■ **The task**
Select all lines in the records that include "content".

(Excerpts from an interface dataset)
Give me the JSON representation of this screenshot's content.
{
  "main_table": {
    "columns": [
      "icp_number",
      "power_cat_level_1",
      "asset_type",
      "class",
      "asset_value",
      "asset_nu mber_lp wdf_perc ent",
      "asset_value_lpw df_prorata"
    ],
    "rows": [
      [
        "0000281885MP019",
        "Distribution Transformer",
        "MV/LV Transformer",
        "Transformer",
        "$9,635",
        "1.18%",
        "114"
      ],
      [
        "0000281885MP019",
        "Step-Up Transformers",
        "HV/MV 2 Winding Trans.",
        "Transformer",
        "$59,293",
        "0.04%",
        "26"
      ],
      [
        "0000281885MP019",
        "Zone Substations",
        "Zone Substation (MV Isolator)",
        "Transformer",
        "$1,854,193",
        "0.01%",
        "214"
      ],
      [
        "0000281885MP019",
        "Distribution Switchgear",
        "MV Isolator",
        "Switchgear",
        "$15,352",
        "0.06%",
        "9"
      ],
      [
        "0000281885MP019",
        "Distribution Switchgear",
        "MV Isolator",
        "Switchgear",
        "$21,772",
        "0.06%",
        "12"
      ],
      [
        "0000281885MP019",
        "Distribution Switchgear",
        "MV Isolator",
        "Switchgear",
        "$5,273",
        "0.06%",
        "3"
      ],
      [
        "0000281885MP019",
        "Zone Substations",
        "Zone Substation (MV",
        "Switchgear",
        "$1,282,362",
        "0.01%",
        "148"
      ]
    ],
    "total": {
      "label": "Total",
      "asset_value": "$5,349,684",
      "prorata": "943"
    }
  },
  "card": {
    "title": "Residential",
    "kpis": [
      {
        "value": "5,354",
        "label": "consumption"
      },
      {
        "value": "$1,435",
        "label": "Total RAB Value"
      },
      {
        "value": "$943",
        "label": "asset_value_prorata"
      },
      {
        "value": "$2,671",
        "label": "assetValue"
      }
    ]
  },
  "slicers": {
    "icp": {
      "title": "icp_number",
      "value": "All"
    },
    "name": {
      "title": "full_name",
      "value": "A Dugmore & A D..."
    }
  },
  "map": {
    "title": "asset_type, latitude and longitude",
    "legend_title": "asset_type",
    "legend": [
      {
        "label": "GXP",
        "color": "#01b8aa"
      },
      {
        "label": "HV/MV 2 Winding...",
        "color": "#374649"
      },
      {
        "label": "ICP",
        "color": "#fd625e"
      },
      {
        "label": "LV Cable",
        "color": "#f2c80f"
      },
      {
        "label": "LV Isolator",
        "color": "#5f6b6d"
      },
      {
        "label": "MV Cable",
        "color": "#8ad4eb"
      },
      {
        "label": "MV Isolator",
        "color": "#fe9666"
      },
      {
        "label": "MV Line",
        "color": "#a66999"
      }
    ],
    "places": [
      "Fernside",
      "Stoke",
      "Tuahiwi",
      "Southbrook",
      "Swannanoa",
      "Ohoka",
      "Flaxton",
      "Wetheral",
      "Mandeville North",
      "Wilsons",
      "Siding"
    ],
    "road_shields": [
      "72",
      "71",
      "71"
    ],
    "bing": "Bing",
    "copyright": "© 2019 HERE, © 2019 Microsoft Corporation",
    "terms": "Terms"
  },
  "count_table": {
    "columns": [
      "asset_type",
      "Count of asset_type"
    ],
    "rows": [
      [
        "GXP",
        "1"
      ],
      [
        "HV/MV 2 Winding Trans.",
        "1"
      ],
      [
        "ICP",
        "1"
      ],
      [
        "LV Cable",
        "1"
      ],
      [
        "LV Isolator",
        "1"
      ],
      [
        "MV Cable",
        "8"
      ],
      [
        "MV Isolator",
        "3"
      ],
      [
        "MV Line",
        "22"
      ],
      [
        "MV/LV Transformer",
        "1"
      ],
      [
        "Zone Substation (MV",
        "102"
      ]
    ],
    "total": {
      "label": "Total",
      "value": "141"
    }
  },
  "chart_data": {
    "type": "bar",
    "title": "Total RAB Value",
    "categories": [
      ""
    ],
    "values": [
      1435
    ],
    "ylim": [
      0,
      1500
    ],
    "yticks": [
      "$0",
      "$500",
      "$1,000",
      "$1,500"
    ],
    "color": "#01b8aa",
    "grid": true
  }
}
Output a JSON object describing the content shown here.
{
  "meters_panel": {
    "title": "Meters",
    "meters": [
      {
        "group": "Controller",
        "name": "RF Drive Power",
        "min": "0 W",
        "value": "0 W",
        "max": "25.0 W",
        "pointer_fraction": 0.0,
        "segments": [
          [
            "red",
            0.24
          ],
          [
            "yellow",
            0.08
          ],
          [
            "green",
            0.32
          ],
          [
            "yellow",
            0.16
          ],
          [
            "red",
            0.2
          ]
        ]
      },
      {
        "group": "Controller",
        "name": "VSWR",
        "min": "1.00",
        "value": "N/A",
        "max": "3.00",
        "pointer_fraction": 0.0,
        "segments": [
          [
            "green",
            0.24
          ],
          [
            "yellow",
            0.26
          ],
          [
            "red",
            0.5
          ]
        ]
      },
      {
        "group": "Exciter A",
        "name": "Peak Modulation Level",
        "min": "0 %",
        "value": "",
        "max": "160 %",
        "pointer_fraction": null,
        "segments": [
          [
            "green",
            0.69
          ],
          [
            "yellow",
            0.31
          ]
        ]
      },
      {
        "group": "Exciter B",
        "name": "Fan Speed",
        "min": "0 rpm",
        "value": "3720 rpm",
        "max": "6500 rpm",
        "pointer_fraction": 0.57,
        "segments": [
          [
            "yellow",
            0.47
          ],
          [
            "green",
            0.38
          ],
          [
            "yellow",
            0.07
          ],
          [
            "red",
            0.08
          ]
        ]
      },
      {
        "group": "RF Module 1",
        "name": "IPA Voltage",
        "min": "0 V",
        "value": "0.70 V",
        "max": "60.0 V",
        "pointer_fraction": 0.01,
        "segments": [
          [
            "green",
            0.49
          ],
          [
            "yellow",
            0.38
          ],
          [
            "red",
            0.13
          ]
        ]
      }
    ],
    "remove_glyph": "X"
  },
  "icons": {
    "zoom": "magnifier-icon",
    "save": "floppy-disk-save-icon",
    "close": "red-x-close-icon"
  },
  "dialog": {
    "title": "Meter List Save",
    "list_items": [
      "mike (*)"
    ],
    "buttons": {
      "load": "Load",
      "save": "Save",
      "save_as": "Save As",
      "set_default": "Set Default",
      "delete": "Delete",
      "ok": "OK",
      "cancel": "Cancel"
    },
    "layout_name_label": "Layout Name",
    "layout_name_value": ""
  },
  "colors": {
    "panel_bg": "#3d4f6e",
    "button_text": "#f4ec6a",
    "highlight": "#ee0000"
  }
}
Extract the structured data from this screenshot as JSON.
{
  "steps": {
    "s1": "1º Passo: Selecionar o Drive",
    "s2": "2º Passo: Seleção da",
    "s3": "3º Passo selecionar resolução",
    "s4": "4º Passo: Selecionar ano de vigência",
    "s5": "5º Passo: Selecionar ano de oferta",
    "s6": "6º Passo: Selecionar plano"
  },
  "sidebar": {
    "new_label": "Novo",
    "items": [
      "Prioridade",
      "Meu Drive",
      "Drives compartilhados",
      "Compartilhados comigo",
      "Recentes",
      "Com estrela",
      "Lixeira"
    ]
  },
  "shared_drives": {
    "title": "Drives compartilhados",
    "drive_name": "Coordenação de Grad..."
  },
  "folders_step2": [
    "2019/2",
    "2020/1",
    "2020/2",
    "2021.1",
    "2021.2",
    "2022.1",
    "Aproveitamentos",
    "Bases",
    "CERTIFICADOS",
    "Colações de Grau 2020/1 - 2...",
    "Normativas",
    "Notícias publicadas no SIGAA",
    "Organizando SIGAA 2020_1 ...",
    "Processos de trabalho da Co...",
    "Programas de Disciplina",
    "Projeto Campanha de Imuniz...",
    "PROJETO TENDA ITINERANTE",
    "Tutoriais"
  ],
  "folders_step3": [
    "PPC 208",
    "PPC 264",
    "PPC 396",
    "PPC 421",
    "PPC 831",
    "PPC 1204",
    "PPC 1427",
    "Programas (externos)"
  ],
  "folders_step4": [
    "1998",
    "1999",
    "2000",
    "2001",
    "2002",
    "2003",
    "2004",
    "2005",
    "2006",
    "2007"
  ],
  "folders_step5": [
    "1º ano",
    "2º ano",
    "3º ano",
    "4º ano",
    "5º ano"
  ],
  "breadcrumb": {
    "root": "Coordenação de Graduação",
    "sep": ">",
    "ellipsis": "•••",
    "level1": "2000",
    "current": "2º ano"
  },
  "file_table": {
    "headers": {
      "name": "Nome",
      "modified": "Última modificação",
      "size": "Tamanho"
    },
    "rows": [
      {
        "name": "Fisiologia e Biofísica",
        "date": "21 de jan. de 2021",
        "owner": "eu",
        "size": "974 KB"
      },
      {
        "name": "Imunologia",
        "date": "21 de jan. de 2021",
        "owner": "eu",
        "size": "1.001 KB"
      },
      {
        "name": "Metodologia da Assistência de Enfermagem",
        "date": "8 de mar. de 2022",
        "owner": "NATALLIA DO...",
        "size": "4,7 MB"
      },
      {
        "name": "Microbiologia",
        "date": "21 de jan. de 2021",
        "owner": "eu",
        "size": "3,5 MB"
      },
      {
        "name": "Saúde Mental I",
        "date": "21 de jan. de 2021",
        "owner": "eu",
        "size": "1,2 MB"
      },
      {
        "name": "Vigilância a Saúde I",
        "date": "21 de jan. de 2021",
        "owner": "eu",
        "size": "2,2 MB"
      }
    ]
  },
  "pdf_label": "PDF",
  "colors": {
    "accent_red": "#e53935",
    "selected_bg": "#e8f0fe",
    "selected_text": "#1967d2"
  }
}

■ **Answer for the task**
Give me the JSON representation of this screenshot's content.
Output a JSON object describing the content shown here.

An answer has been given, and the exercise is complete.